KONFRONTASI-China is running out of options to hit back at the United States without hurting its own interests, as Washington intensifies pressure on Beijing to correct trade imbalances in a challenge to China’s state-led economic model.
China said this week it would impose higher tariffs on most U.S. imports on a revised $60 billion target list. That’s a much shorter list compared with the $200 billion of Chinese products on which Washington has hiked tariffs.
Washington has also turned up the heat on other fronts, from targeting China’s tech firms such as Huawei and ZTE to sending warships through the strategic Taiwan Strait.
As the pressure mounts, Chinese leaders are pressing ahead to seal a deal and avoid a drawn-out trade war that risks stalling China’s long-term economic development, according to people familiar with their thinking.
But Beijing is mindful of a possible nationalistic backlash if it is seen as conceding too much to Washington.
Agreeing to U.S. demands to end subsidies and tax breaks for state-owned firms and strategic sectors would also overturn China’s state-led economic model and weaken the Communist Party’s grip on the economy, they said.
“We still have ammunition but we may not use all of it,” said a policy insider, declining to be identified due to the sensitivity of the matter.
“The purpose is to reach a deal acceptable to both sides.”
The State Council Information Office, finance ministry and commerce ministry did not immediately respond to Reuters’ requests for comment.
Of the retaliatory options available to China, none come without potential risks.
RESTRICTING U.S. IMPORTS
Since July last year, China has cumulatively imposed additional retaliatory tariffs of up to 25 percent on about $110 billion of U.S. goods.
Based on 2018 U.S. Census Bureau trade data, China would only have about $10 billion of U.S. products, such as crude oil and big aircraft, left to levy duties on in retaliation for any future U.S. tariffs.
In contrast, U.S. President Donald Trump is threatening tariffs on a further $300 billion of Chinese goods.
The only other items Beijing could tax would be imports of U.S. services.
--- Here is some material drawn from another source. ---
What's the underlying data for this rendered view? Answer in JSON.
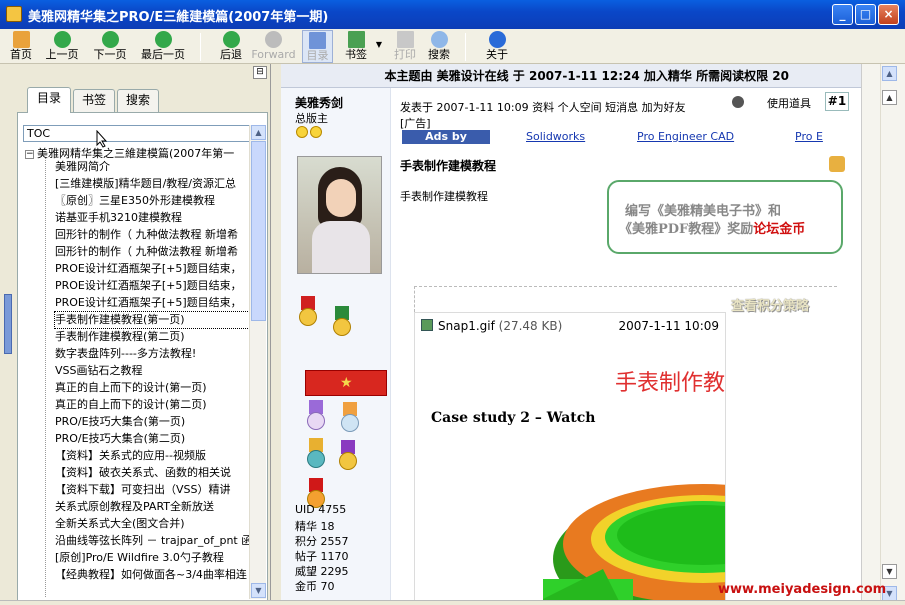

The United States had a services trade surplus with China of $40.5 billion in 2018.
But China does not have as much leverage over the United States as it might seem because large parts of that surplus are in tourism and education, areas that would be more difficult for the Chinese government to significantly roll back, James Green, a senior adviser at McLarty Associates, told Reuters.
China is more likely to further erect non-tariff barriers on U.S. goods, such as delaying regulatory approvals for agricultural products, said Green, who until August was the top U.S. Trade Representative official at the embassy in Beijing.